“I ride bikes and play polo because it’s always been the one thing that is constant,” Dahlgren said. “No matter what kind of a day I have had, or what kind of a mood I am in, getting on my bike has instantly made things better.”
Kulshan Cycles employee Patty McDermott said she hopes bike polo will continue to pick up in popularity.
“I hope bike polo will eventually become a spectator sport and not shunned upon like skateboarding frequently is,” McDermott said.
Dahlgren said he makes it a point to play urban bike polo at least two times a week.
“We play a lot because it’s fun, but our rules are loose,” Dahlgren said. “It’s more about playing than it is about playing by the rules.”
Bellingham urban bike polo players have truly developed their own style of play, said Paul Robbins, Whatcom Community College student.
Dahlgren said his group of bike polo friends play with hand-fashioned mallets made out of ski poles or hockey sticks and plastic tubing for the head.
There is no out of bounds, and the goal is one bike-length long on either end. The goals are marked with bags or other objects the players have with them.
The group plays 3-on-3 late at night in closed parking lots and tennis courts, Dahlgren said.
If anyone causes an accident or puts his or her foot on the ground, he or she immediately has to place his or her bike on the ground and run around it three times as punishment, Dahlgren said.
“It’s funny when you have multiple people randomly running around their bikes at the same time,” he said.
Dahlgren and Bright said one of their favorite bike polo games was played two months ago in Red Square.
By the time the group started playing, even the library was closed because it was so late, Bright said.
“It was a humid night and we couldn’t see much, but we played with more people on each team, and that’s what made it great,” Dahlgren said.
I have eighty one photos in a flickr set titled Bike Polo People at CMWC XVI. Here are a few more, follow the link to see the rest. Thanks again to all that let me photograph them. I may try this again sometime. And if you haven’t seen my first set it’s called BBQ Players.
EL MALO – Los Marcostan
Ali – DC
Braley – Chicago
Kev – Madison
Sea Bass – Portland
Bruce – DC
Shay – Milwaukee
Alexis – Ottawa
Jake – Milwaukee
Ben – Chicago
All Photos © Doug D 2008
Hardcourt bike polo on YouTube.
CMWC XVI Toronto 2008 Bike Polo
Calgary Bike Polo
Urban Cycle Polo Berlin
Urban bike polo, Helsinki
This is the first few. I have 81 total, not everyone but most. Check back for a link to a Flickr set that is not yet finished.
Brian – Ottawa
Joe – Chicago
EL GIGANTE – Los Marcostan
Fiona – New York
Jonny – Madison
Meg – Milwaukee
Dennis – Toronto
Al – New York
Angelo – Ottawa
All Photos © Doug D 2008

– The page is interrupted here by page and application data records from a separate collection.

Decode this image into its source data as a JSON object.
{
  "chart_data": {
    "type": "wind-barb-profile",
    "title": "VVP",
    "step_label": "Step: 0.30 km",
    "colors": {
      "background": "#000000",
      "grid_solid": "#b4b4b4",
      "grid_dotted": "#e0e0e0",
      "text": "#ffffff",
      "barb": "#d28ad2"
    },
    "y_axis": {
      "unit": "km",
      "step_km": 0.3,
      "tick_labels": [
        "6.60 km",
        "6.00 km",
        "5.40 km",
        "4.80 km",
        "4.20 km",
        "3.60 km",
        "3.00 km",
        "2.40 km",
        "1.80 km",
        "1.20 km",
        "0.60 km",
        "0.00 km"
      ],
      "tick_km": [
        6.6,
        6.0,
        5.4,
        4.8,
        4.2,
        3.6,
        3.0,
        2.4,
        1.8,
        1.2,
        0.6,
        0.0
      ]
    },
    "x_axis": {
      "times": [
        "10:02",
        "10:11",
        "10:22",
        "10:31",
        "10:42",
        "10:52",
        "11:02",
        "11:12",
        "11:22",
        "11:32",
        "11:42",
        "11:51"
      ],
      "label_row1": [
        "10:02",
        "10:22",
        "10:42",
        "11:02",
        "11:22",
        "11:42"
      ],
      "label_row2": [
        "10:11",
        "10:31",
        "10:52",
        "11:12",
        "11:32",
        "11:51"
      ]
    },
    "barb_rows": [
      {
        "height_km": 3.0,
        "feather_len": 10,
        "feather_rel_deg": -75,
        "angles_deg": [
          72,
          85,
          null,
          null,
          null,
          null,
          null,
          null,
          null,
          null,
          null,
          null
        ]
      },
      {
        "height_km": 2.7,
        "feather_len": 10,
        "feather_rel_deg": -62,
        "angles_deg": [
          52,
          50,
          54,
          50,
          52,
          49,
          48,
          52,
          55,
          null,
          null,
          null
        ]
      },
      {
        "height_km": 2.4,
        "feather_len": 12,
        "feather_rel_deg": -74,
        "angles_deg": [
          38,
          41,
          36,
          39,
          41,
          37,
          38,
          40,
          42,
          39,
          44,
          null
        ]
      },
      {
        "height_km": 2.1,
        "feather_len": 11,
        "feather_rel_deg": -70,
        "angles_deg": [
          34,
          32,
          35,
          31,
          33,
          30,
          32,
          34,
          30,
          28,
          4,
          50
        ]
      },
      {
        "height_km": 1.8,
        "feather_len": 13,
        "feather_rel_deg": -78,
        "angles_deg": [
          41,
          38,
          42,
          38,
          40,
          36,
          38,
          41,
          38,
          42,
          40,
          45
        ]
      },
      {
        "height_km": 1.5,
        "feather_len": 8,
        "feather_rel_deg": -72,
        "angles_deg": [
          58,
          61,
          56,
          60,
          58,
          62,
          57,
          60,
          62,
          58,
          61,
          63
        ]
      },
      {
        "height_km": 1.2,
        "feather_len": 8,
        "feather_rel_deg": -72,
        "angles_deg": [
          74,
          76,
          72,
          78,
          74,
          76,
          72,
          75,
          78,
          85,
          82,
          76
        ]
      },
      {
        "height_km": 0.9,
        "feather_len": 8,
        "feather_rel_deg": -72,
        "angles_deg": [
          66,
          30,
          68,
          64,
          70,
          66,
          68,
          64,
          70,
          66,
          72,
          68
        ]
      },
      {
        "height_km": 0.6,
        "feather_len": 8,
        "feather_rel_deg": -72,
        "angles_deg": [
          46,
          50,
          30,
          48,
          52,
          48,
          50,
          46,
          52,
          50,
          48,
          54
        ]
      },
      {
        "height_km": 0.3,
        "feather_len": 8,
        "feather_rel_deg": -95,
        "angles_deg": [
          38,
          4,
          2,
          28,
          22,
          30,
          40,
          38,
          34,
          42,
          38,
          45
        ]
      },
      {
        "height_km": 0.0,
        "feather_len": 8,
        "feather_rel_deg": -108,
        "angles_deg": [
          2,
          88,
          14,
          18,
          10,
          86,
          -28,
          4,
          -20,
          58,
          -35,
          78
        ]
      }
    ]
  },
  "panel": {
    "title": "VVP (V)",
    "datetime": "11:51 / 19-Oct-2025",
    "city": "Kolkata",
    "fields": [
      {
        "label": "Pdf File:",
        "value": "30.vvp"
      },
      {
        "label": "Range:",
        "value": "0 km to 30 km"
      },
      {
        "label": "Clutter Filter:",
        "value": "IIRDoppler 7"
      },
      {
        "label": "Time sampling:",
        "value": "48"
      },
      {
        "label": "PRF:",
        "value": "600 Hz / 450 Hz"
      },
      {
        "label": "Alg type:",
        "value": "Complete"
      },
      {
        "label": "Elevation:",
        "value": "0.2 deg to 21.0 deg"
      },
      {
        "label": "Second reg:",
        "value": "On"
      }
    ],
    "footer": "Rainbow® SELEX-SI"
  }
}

I’m working on getting the photos from this weekends Cycle Messenger World Championship up.
Thanks Sasha for letting us have a nice place to sleep Saturday night, took this photo before I went to sleep.
Photo © Doug D 2008